START DATA FOR PROCESSING

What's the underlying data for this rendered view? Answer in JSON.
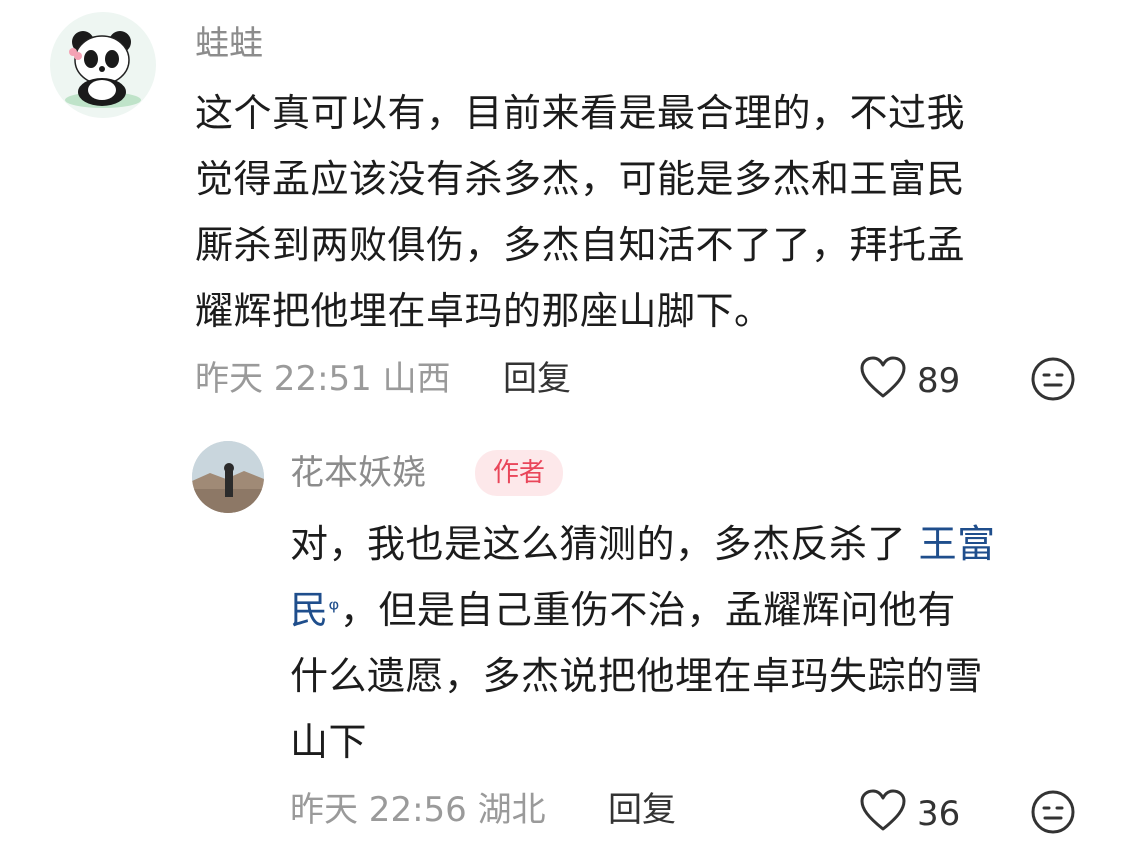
{
  "comments": [
    {
      "username": "蛙蛙",
      "text_lines": [
        "这个真可以有，目前来看是最合理的，不过我",
        "觉得孟应该没有杀多杰，可能是多杰和王富民",
        "厮杀到两败俱伤，多杰自知活不了了，拜托孟",
        "耀辉把他埋在卓玛的那座山脚下。"
      ],
      "time": "昨天 22:51",
      "location": "山西",
      "reply_label": "回复",
      "likes": "89"
    },
    {
      "username": "花本妖娆",
      "badge": "作者",
      "line1_text": "对，我也是这么猜测的，多杰反杀了",
      "link_part1": "王富",
      "link_part2": "民",
      "search_glyph": "ᵠ",
      "line2_rest": "，但是自己重伤不治，孟耀辉问他有",
      "line3": "什么遗愿，多杰说把他埋在卓玛失踪的雪",
      "line4": "山下",
      "time": "昨天 22:56",
      "location": "湖北",
      "reply_label": "回复",
      "likes": "36"
    }
  ],
  "colors": {
    "username": "#8c8c8c",
    "link": "#1f4e8c",
    "badge_bg": "#fde8ea",
    "badge_text": "#e9465a"
  },
  "icons": [
    "panda-avatar",
    "person-avatar",
    "heart-icon",
    "face-icon",
    "search-icon"
  ]
}
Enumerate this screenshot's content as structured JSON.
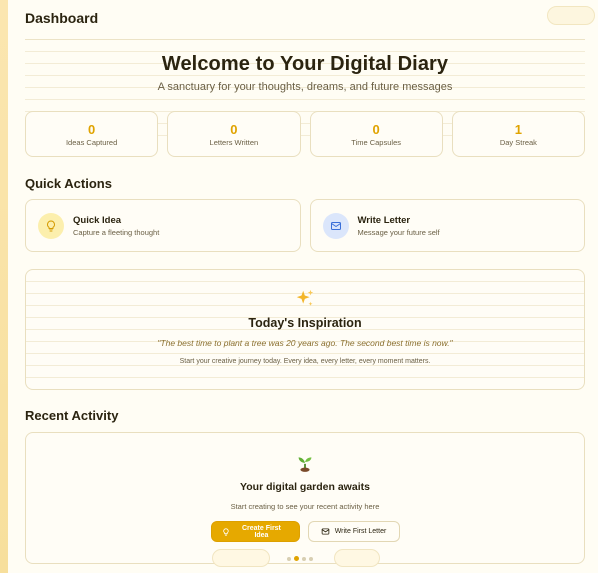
{
  "header": {
    "title": "Dashboard"
  },
  "hero": {
    "title": "Welcome to Your Digital Diary",
    "subtitle": "A sanctuary for your thoughts, dreams, and future messages"
  },
  "stats": [
    {
      "value": "0",
      "label": "Ideas Captured"
    },
    {
      "value": "0",
      "label": "Letters Written"
    },
    {
      "value": "0",
      "label": "Time Capsules"
    },
    {
      "value": "1",
      "label": "Day Streak"
    }
  ],
  "quick_actions": {
    "title": "Quick Actions",
    "items": [
      {
        "title": "Quick Idea",
        "subtitle": "Capture a fleeting thought",
        "icon": "lightbulb-icon"
      },
      {
        "title": "Write Letter",
        "subtitle": "Message your future self",
        "icon": "envelope-icon"
      }
    ]
  },
  "inspiration": {
    "icon": "sparkles-icon",
    "title": "Today's Inspiration",
    "quote": "\"The best time to plant a tree was 20 years ago. The second best time is now.\"",
    "text": "Start your creative journey today. Every idea, every letter, every moment matters."
  },
  "recent_activity": {
    "title": "Recent Activity",
    "icon": "sprout-icon",
    "empty_title": "Your digital garden awaits",
    "empty_text": "Start creating to see your recent activity here",
    "primary_button": "Create First Idea",
    "secondary_button": "Write First Letter"
  },
  "colors": {
    "accent": "#e6a900",
    "background": "#fffdf4",
    "border": "#e9dfbf"
  }
}
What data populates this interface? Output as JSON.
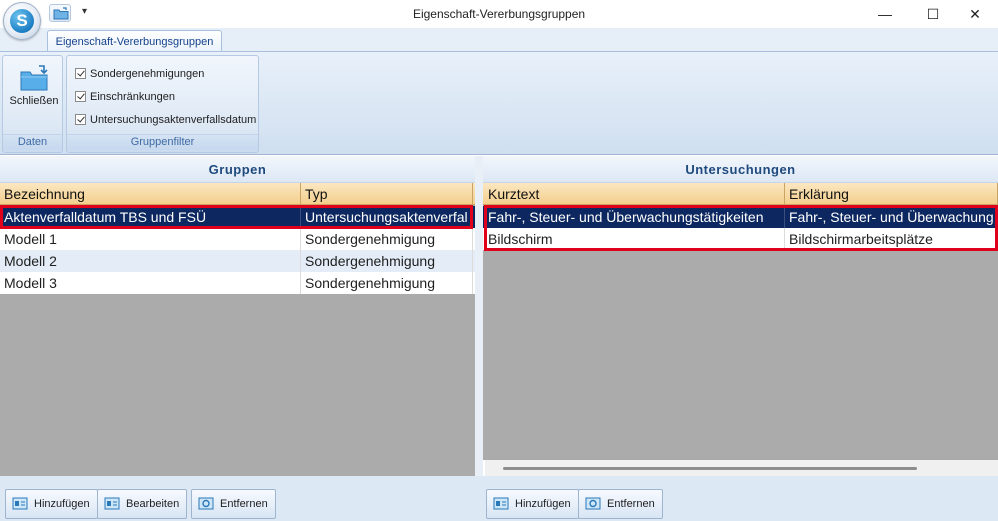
{
  "window": {
    "title": "Eigenschaft-Vererbungsgruppen",
    "minimize": "—",
    "maximize": "☐",
    "close": "✕",
    "qat_dropdown": "▾",
    "logo_letter": "S"
  },
  "ribbon": {
    "tab_label": "Eigenschaft-Vererbungsgruppen",
    "groups": {
      "daten": {
        "label": "Daten",
        "close_button": {
          "label": "Schließen",
          "icon": "folder-back-icon"
        }
      },
      "gruppenfilter": {
        "label": "Gruppenfilter",
        "checkboxes": [
          {
            "label": "Sondergenehmigungen",
            "checked": true
          },
          {
            "label": "Einschränkungen",
            "checked": true
          },
          {
            "label": "Untersuchungsaktenverfallsdatum",
            "checked": true
          }
        ]
      }
    }
  },
  "gruppen": {
    "title": "Gruppen",
    "columns": [
      "Bezeichnung",
      "Typ"
    ],
    "rows": [
      {
        "bezeichnung": "Aktenverfalldatum TBS und FSÜ",
        "typ": "Untersuchungsaktenverfal",
        "selected": true
      },
      {
        "bezeichnung": "Modell 1",
        "typ": "Sondergenehmigung",
        "selected": false
      },
      {
        "bezeichnung": "Modell 2",
        "typ": "Sondergenehmigung",
        "selected": false
      },
      {
        "bezeichnung": "Modell 3",
        "typ": "Sondergenehmigung",
        "selected": false
      }
    ],
    "buttons": [
      "Hinzufügen",
      "Bearbeiten",
      "Entfernen"
    ]
  },
  "untersuchungen": {
    "title": "Untersuchungen",
    "columns": [
      "Kurztext",
      "Erklärung"
    ],
    "rows": [
      {
        "kurztext": "Fahr-, Steuer- und Überwachungstätigkeiten",
        "erklaerung": "Fahr-, Steuer- und Überwachung",
        "selected": true
      },
      {
        "kurztext": "Bildschirm",
        "erklaerung": "Bildschirmarbeitsplätze",
        "selected": false
      }
    ],
    "buttons": [
      "Hinzufügen",
      "Entfernen"
    ]
  },
  "colors": {
    "selection": "#0d2860",
    "highlight_border": "#e0001b",
    "header_gold": "#f3cf8d"
  }
}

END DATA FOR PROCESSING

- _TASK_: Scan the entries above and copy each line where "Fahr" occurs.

- _RESPONSE BELOW_:
        "kurztext": "Fahr-, Steuer- und Überwachungstätigkeiten",
        "erklaerung": "Fahr-, Steuer- und Überwachung",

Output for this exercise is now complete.